The good news is that if you take some commonsense precautions while socializing your puppy, the risk of infection is quite small compared to the much larger risk of your puppy developing serious behavior problems with fear and aggression later in life. According to the American Veterinary Society of Animal Behavior, “behavioral issues, not infectious diseases, are the number one cause of death for dogs under three years of age.”
But remember, puppies should not be taken to the dog park until they receive their full series of vaccinations. Instead, keep socialization limited to cleaned spaces such as puppy classes, where the risk of infection is much lower.
Introduce your puppy to new things: To a puppy, the whole world is new, strange and unfamiliar. New sights, new smells and new friends are everywhere! And each encounter is an opportunity to make a new, positive association for your puppy. Try to introduce your puppy to as many different types of people, places, noises and textures as you can. Simple things, like having him walk on different types of surfaces – carpet, hardwood or tile – and introduce him to people who look different, both physically and wearing different types of clothes. Think: Old, young, short, tall, different skin colors, baggy clothes, hats, sunglasses, wheel chairs, etc. The more your puppy is exposed to early on, the less surprised he’ll be when he is older.
Make every interaction positive: The best way to keep it friendly and positive is to include plenty of treats and praise so that your puppy associates what he’s being exposed to and the feeling of experiencing something new as a fun thing. Keep in mind that dogs can read our emotions, so if you’re nervous introducing your puppy to something new, your puppy will be nervous, too.
Involve new people: By having different people taking part in the socialization process, you’re continuously taking the puppy out of his comfort zone, letting him know that he’ll be okay experiencing something new, no matter who he is with.
Take everything one step at a time: Try to avoid overwhelming your puppy by doing too much too fast. Take the socialization process slowly to give you puppy a chance to adjust. You want to avoid exposing him to too much too quickly, resulting in a fear response in the future.
Explore public spaces: Once your puppy is used to the small amounts of stimuli, it’s time to move outside of his comfort zone and expand the amount of new experiences he’ll have. After he’s started his vaccination series, take him to a pet shop or to a friend’s house for a puppy play date. Talk to your veterinarian to decide when it’s safe to take your puppy to the dog park and be sure to follow the dog park’s rules and safety protocol when doing so.

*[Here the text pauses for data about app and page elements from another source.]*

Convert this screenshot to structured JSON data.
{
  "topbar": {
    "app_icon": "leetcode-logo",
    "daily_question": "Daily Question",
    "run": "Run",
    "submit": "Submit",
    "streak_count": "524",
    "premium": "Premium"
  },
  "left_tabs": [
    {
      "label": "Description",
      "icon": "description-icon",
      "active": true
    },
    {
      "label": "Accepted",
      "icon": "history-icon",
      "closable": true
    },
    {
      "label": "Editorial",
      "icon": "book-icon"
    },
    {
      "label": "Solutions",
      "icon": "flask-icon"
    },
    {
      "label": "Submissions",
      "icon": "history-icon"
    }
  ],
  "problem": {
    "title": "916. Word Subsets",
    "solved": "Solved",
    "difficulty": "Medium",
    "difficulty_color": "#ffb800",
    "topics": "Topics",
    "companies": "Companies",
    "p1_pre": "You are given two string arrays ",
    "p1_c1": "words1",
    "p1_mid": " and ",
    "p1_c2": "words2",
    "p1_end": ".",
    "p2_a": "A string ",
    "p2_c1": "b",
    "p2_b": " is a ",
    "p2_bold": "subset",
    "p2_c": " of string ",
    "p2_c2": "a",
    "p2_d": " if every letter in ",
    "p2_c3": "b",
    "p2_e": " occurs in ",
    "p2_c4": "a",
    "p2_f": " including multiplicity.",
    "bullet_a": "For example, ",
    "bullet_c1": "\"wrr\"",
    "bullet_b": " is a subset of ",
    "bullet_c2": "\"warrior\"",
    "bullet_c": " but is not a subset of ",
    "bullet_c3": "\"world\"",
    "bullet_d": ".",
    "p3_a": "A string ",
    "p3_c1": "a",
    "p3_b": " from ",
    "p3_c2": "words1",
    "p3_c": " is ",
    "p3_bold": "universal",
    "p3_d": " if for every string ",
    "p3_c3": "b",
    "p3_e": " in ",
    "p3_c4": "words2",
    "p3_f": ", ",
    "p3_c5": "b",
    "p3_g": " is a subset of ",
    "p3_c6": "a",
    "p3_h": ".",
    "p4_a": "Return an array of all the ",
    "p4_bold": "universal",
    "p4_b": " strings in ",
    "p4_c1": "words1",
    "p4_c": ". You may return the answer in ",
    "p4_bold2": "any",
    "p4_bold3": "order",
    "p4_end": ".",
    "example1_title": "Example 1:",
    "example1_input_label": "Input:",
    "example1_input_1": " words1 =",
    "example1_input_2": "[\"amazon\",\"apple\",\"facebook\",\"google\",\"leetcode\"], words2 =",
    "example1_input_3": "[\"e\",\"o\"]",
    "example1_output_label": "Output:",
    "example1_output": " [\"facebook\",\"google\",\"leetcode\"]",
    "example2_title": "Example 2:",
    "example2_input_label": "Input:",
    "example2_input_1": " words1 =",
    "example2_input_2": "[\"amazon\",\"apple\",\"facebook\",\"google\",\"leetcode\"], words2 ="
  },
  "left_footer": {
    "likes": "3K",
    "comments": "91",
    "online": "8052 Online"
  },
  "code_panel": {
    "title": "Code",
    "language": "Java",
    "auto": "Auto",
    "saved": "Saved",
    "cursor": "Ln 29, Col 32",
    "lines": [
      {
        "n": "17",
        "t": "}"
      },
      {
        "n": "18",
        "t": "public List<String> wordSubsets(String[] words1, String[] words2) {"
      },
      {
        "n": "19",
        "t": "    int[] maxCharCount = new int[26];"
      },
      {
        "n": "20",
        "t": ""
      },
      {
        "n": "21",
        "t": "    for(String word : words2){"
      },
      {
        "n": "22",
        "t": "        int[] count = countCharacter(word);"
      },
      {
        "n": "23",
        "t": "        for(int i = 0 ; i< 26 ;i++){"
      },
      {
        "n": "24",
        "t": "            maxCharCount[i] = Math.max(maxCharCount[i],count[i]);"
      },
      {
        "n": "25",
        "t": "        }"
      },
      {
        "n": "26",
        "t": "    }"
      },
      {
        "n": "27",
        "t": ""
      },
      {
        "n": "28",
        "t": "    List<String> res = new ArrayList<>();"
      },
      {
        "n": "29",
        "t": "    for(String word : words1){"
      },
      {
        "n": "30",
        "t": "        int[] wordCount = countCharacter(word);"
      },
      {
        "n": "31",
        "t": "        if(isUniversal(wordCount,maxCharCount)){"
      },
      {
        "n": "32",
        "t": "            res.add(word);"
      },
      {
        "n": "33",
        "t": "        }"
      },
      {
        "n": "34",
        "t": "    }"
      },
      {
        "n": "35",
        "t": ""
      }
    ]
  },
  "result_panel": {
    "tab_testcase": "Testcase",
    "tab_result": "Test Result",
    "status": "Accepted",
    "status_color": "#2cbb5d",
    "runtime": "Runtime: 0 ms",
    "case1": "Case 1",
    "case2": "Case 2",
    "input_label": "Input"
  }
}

Sign up for a local puppy class: Once your puppy has started his vaccinations, you should also look into puppy classes – training classes designed specifically to socialize and instill a good training foundation for your pup. He’ll learn basic commands and get valuable exposure to other dogs and people.
Whether you’ve adopted a new puppy or found a slightly older companion at a shelter, you can take steps to help your new family member engage with the world in a positive way. This is best done through training classes with a certified and trusted trainer using positive training methods.
According to the American Kennel Club, “Dogs that are trained using positive methods learn to enjoy training and develop an eagerness to please. Positive methods also foster trust and communication between owner and dog, leading to a stronger bond.”
At the Humane Society of South Platte Valley, we offer a series of positive training classes designed to give your dog every opportunity to be the best companion they can be.
We offer both group training and private classes taught by our highly experienced and certified trainer. Learn more about our training classes and behavior services.
If you are interested in joining our 6-week group training class or scheduling private behavior training, we encourage you to reach out to firstname.lastname@example.org today.